Time is a great example of an overlooked simplicity. Sure, we learn a little bit about time in school. First we learn how to tell time and later we learn about time in the context of dates and speed. As we age, birthdays mark the passing of time. And of course, we have to be somewhere at a certain time, for a date, a flight, a graduation. That’s about the extent most of us will think about time until it’s too late.
Only when we’re older will we think about how we lived, what we worked on and who we worked with, and what mattered. Time is the simplicity before us that we ignore preferring to think about something more complex.
The skills to better filter and process are within our grasp: (1) focus on understanding basic, timeless, general principles of the world and use them to help filter people, ideas and projects; (2) take time to think about what we’re trying to achieve and the 2-3 variables that will most help us get there; (3) remove the inessential clutter from our lives; (4) think backwards about what we want to avoid.
John Maeda offers five design-informed appraoches for learning.
Maeda has some interesting things to say on learning:
Learning occurs best when there is a desire to attain specific knowledge. Sometimes that need is edification, which is itself a noble goal. Although in the majority of cases, having some kind of palpable reward, whether a letter grade or a candy bar, is necessary to motivate most people. Whether there is an intrinsic motivation like pride or an extrinsic motivation like a free cruise to the Caribbean waiting at the very end, the journey one must take to reap the reward is better when made tolerable.
Maeda believes that the best motivator to learn is giving students a seemingly insurmountable challenge.

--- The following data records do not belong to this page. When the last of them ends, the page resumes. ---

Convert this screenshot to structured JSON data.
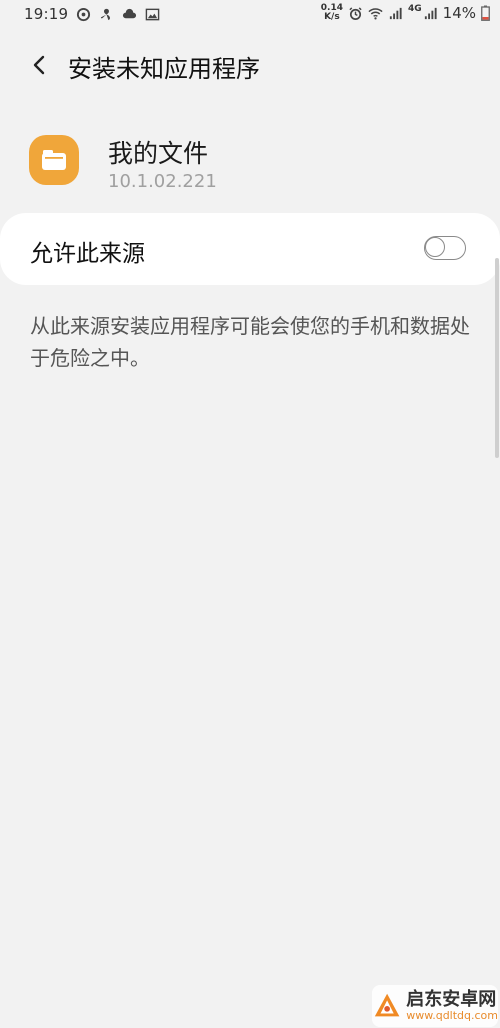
{
  "status_bar": {
    "time": "19:19",
    "net_speed_value": "0.14",
    "net_speed_unit": "K/s",
    "network_type": "4G",
    "battery_percent": "14%",
    "left_icons": [
      "sync-icon",
      "fan-icon",
      "cloud-icon",
      "image-icon"
    ],
    "right_icons": [
      "alarm-icon",
      "wifi-icon",
      "signal-icon",
      "signal-4g-icon",
      "battery-icon"
    ]
  },
  "header": {
    "title": "安装未知应用程序",
    "back_icon": "chevron-left-icon"
  },
  "app": {
    "name": "我的文件",
    "version": "10.1.02.221",
    "icon": "folder-icon",
    "icon_color": "#f0a63a"
  },
  "setting": {
    "label": "允许此来源",
    "enabled": false
  },
  "description": "从此来源安装应用程序可能会使您的手机和数据处于危险之中。",
  "watermark": {
    "title": "启东安卓网",
    "url": "www.qdltdq.com"
  },
  "colors": {
    "background": "#f2f2f2",
    "card": "#ffffff",
    "accent_orange": "#f0a63a",
    "secondary_text": "#a0a0a0"
  }
}
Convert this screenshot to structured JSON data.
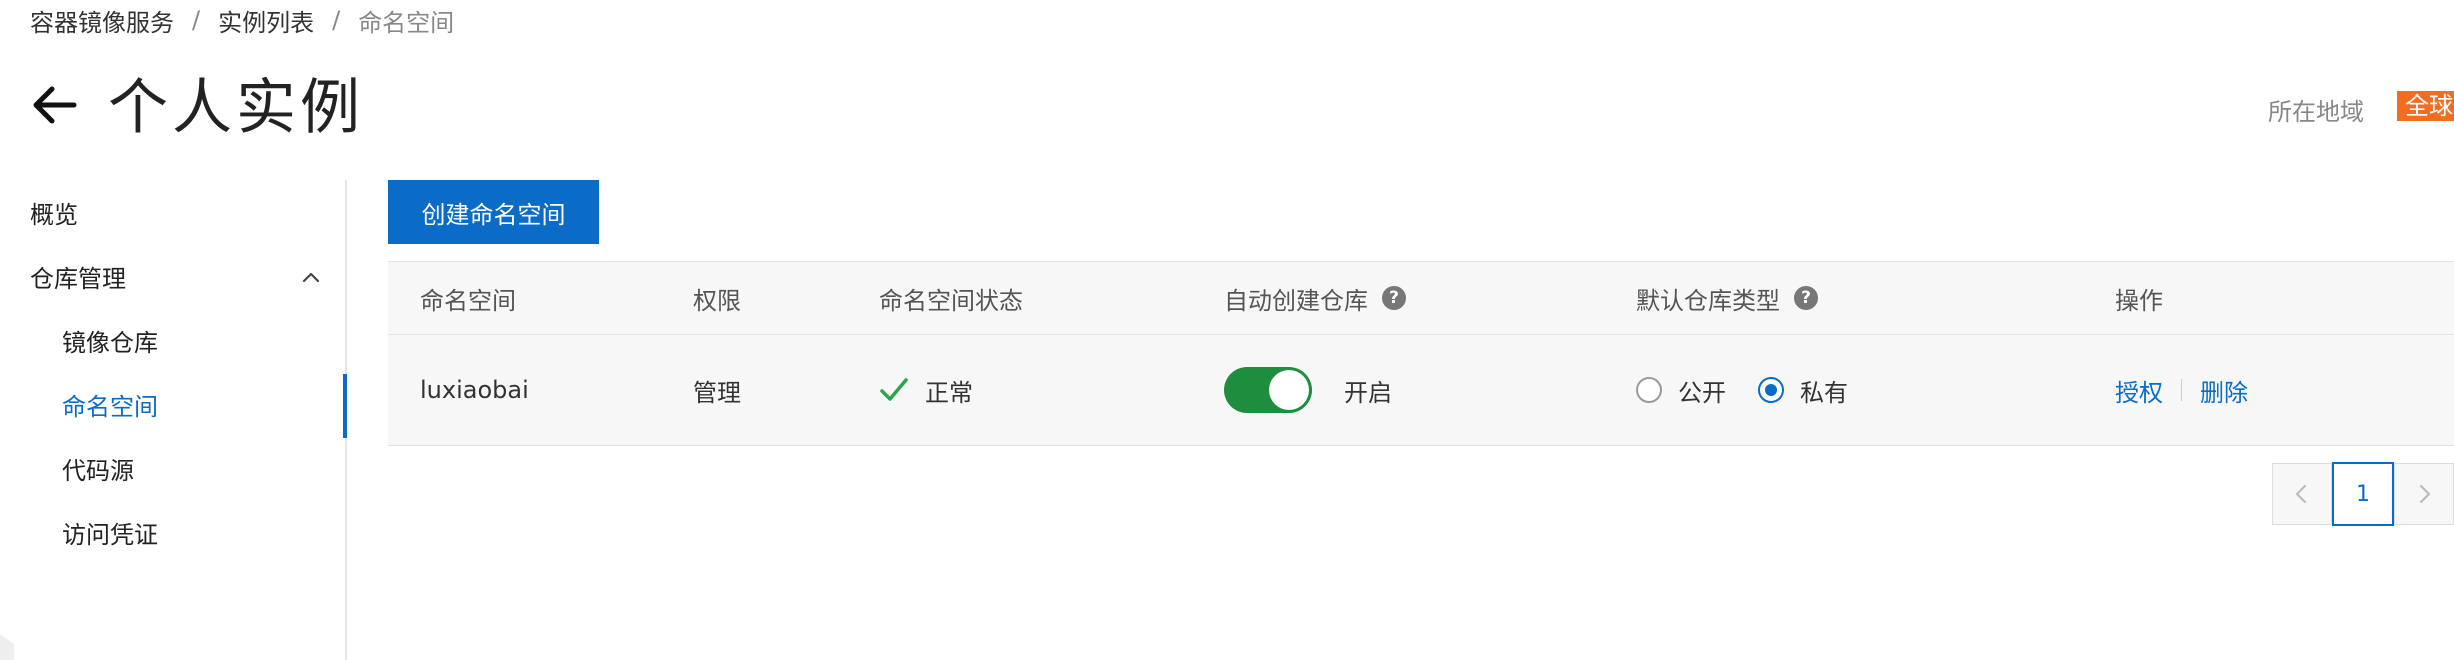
{
  "breadcrumb": [
    "容器镜像服务",
    "实例列表",
    "命名空间"
  ],
  "breadcrumb_sep": "/",
  "page": {
    "title": "个人实例",
    "region_label": "所在地域",
    "region_value": "全球"
  },
  "sidebar": {
    "items": [
      {
        "label": "概览",
        "level": 1
      },
      {
        "label": "仓库管理",
        "level": 1,
        "expanded": true
      },
      {
        "label": "镜像仓库",
        "level": 2
      },
      {
        "label": "命名空间",
        "level": 2,
        "active": true
      },
      {
        "label": "代码源",
        "level": 2
      },
      {
        "label": "访问凭证",
        "level": 2
      }
    ]
  },
  "toolbar": {
    "create_label": "创建命名空间"
  },
  "table": {
    "columns": [
      "命名空间",
      "权限",
      "命名空间状态",
      "自动创建仓库",
      "默认仓库类型",
      "操作"
    ],
    "help_glyph": "?",
    "rows": [
      {
        "namespace": "luxiaobai",
        "permission": "管理",
        "status": "正常",
        "auto_create": "开启",
        "repo_type_options": [
          "公开",
          "私有"
        ],
        "repo_type_selected": "私有",
        "actions": [
          "授权",
          "删除"
        ]
      }
    ]
  },
  "pagination": {
    "current": "1"
  },
  "colors": {
    "primary": "#0a6cc7",
    "toggle_on": "#1e8e3e",
    "badge": "#f26d21",
    "success": "#2ea44f"
  },
  "icons": {
    "back": "arrow-left-icon",
    "chevron": "chevron-up-icon",
    "status": "check-icon",
    "help": "help-circle-icon",
    "prev": "chevron-left-icon",
    "next": "chevron-right-icon"
  }
}
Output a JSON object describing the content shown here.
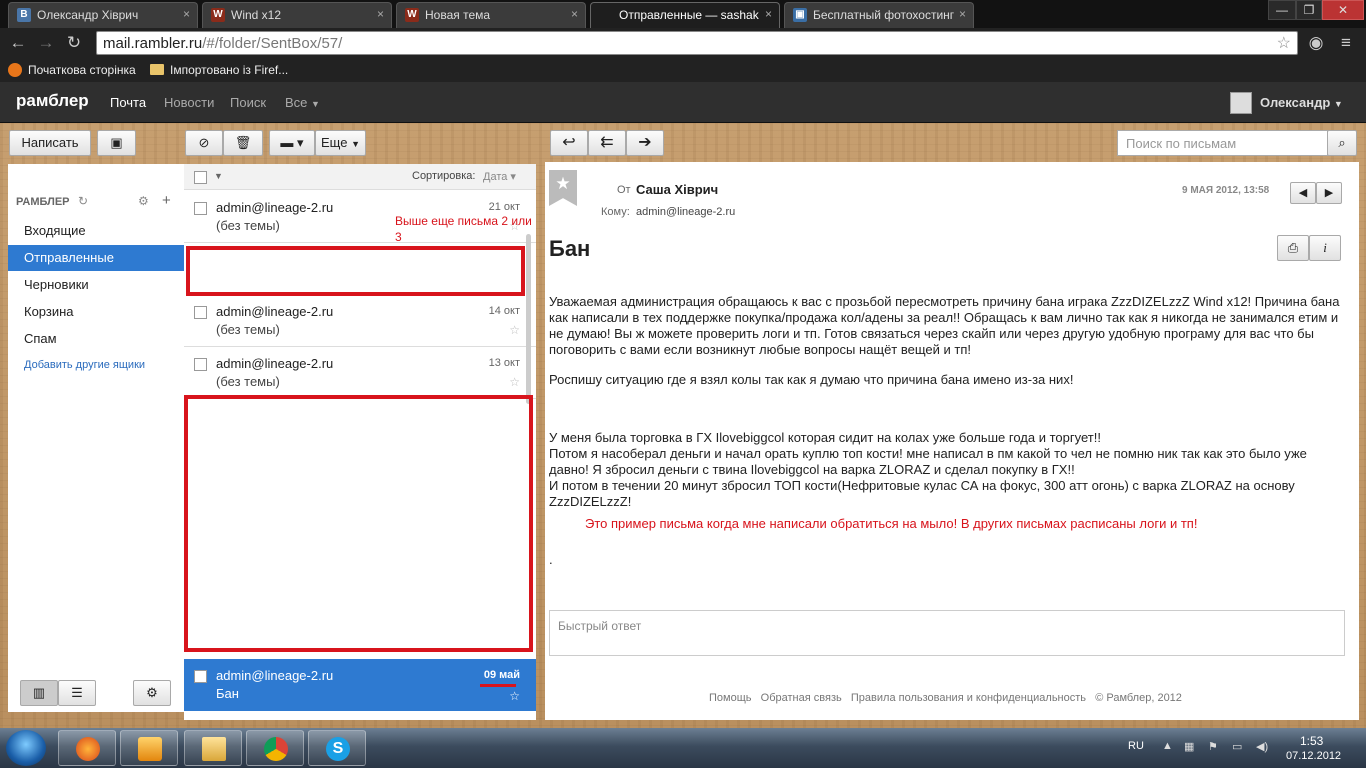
{
  "browser": {
    "tabs": [
      {
        "title": "Олександр Хіврич",
        "icon": "vk-icon",
        "active": false
      },
      {
        "title": "Wind x12",
        "icon": "site-icon",
        "active": false
      },
      {
        "title": "Новая тема",
        "icon": "site-icon",
        "active": false
      },
      {
        "title": "Отправленные — sashak",
        "icon": "none",
        "active": true
      },
      {
        "title": "Бесплатный фотохостинг",
        "icon": "photo-icon",
        "active": false
      }
    ],
    "url_domain": "mail.rambler.ru",
    "url_path": "/#/folder/SentBox/57/",
    "bookmarks": [
      "Початкова сторінка",
      "Імпортовано із Firef..."
    ]
  },
  "rambler": {
    "logo": "рамблер",
    "nav": [
      "Почта",
      "Новости",
      "Поиск",
      "Все"
    ],
    "user": "Олександр"
  },
  "toolbar": {
    "compose": "Написать",
    "more": "Еще",
    "search_placeholder": "Поиск по письмам"
  },
  "sidebar": {
    "header": "РАМБЛЕР",
    "folders": [
      {
        "label": "Входящие",
        "selected": false
      },
      {
        "label": "Отправленные",
        "selected": true
      },
      {
        "label": "Черновики",
        "selected": false
      },
      {
        "label": "Корзина",
        "selected": false
      },
      {
        "label": "Спам",
        "selected": false
      }
    ],
    "add_link": "Добавить другие ящики"
  },
  "list": {
    "sort_label": "Сортировка:",
    "sort_value": "Дата",
    "rows": [
      {
        "from": "admin@lineage-2.ru",
        "subject": "(без темы)",
        "date": "21 окт"
      },
      {
        "from": "admin@lineage-2.ru",
        "subject": "(без темы)",
        "date": "14 окт"
      },
      {
        "from": "admin@lineage-2.ru",
        "subject": "(без темы)",
        "date": "13 окт"
      },
      {
        "from": "admin@lineage-2.ru",
        "subject": "Бан",
        "date": "09 май"
      }
    ],
    "annotation": "Выше еще письма 2 или 3"
  },
  "message": {
    "from_label": "От",
    "from_name": "Саша Хіврич",
    "to_label": "Кому:",
    "to_address": "admin@lineage-2.ru",
    "date": "9 МАЯ 2012, 13:58",
    "subject": "Бан",
    "paragraphs": [
      "Уважаемая администрация обращаюсь к вас с прозьбой пересмотреть причину бана играка ZzzDIZELzzZ Wind x12! Причина бана как написали в тех поддержке покупка/продажа кол/адены за реал!! Обращась к вам лично так как я никогда не занимался етим и не думаю! Вы ж можете проверить логи и тп. Готов связаться через скайп или через другую удобную програму для вас что бы поговорить с вами если возникнут любые вопросы нащёт вещей и тп!",
      "Роспишу  ситуацию где я взял колы так как я думаю что причина бана имено из-за них!",
      "У меня была торговка в ГХ Ilovebiggcol которая сидит на колах уже больше года и торгует!!",
      "Потом я насоберал деньги и начал орать куплю топ кости! мне написал в пм какой то чел не помню ник так как это было уже давно! Я збросил деньги с твина Ilovebiggcol на варка ZLORAZ и сделал покупку в ГХ!!",
      "И потом в течении 20 минут збросил ТОП кости(Нефритовые кулас СА на фокус, 300 атт огонь) с варка ZLORAZ на основу ZzzDIZELzzZ!"
    ],
    "annotation": "Это пример письма когда мне написали обратиться на мыло!  В других письмах расписаны логи и тп!",
    "dot": ".",
    "quick_reply_placeholder": "Быстрый ответ"
  },
  "footer": {
    "links": [
      "Помощь",
      "Обратная связь",
      "Правила пользования и конфиденциальность",
      "© Рамблер, 2012"
    ]
  },
  "taskbar": {
    "lang": "RU",
    "time": "1:53",
    "date": "07.12.2012"
  },
  "colors": {
    "accent": "#2e7ad1",
    "annotation_red": "#d8141c"
  }
}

The first step in conveying the BASICS is to assume the position of the first-time learner. As the expert, playing this role is not impossible, but it is best ceded to a focus group or any other gathering of external participants. Observing what fails to make sense to the non-expert, and then following that trail successively to the very end of the knowledge chain is the critical path to success. Gathering these truths is worthwhile but can be time consuming or else done poorly.
This echoes the first habit of effective thinking, understand deeply.
Be brutally honest about what you know and don’t know. Then see what’s missing, identify the gaps, and fill them in.
The easiest way to learn the basics is to teach them to yourself. Maeda tells this story to illustrate the point:
A few years ago, I visited the master of Swiss typographic design, Wolfgang Weingart, in Maine to give a lecture for his then regular summer course. I marveled at Weingart’s ability to give the exact same introductory lecture each year. I thought to myself, “Doesn’t he get bored?” Saying the same thing over and over had no value in my mind, and I honestly began to think less of the Master. Yet it was upon maybe the third visit that I realized how although Weingart was saying the exact same thing, he was saying it simpler each time he said it. Through focusing on the basics of basics, he was able to reduce everything that he knew to the concentrated essence of what he wished to convey. His unique example rekindled my excitement for teaching.
A quick way to figure out what basics you’re missing is the Feynman Technique.
REPEAT-ing yourself can be embarrassing, especially if you are self-conscious-which most everyone is. But there’s no need to feel ashamed, because repetition works and everyone does it, including the US President and other leaders.
A gentle, inspired start is the best way to draw students, or even a new customer, into the immersive process of learning.
INSPIRATION is the ultimate catalyst for learning: internal motivation trumps external reward. Strong belief in someone, or else some greater power like God, helps to fuel belief in yourself and gives you direction.
forget to repeat yourself. Never Forget to repeat yourself. Never …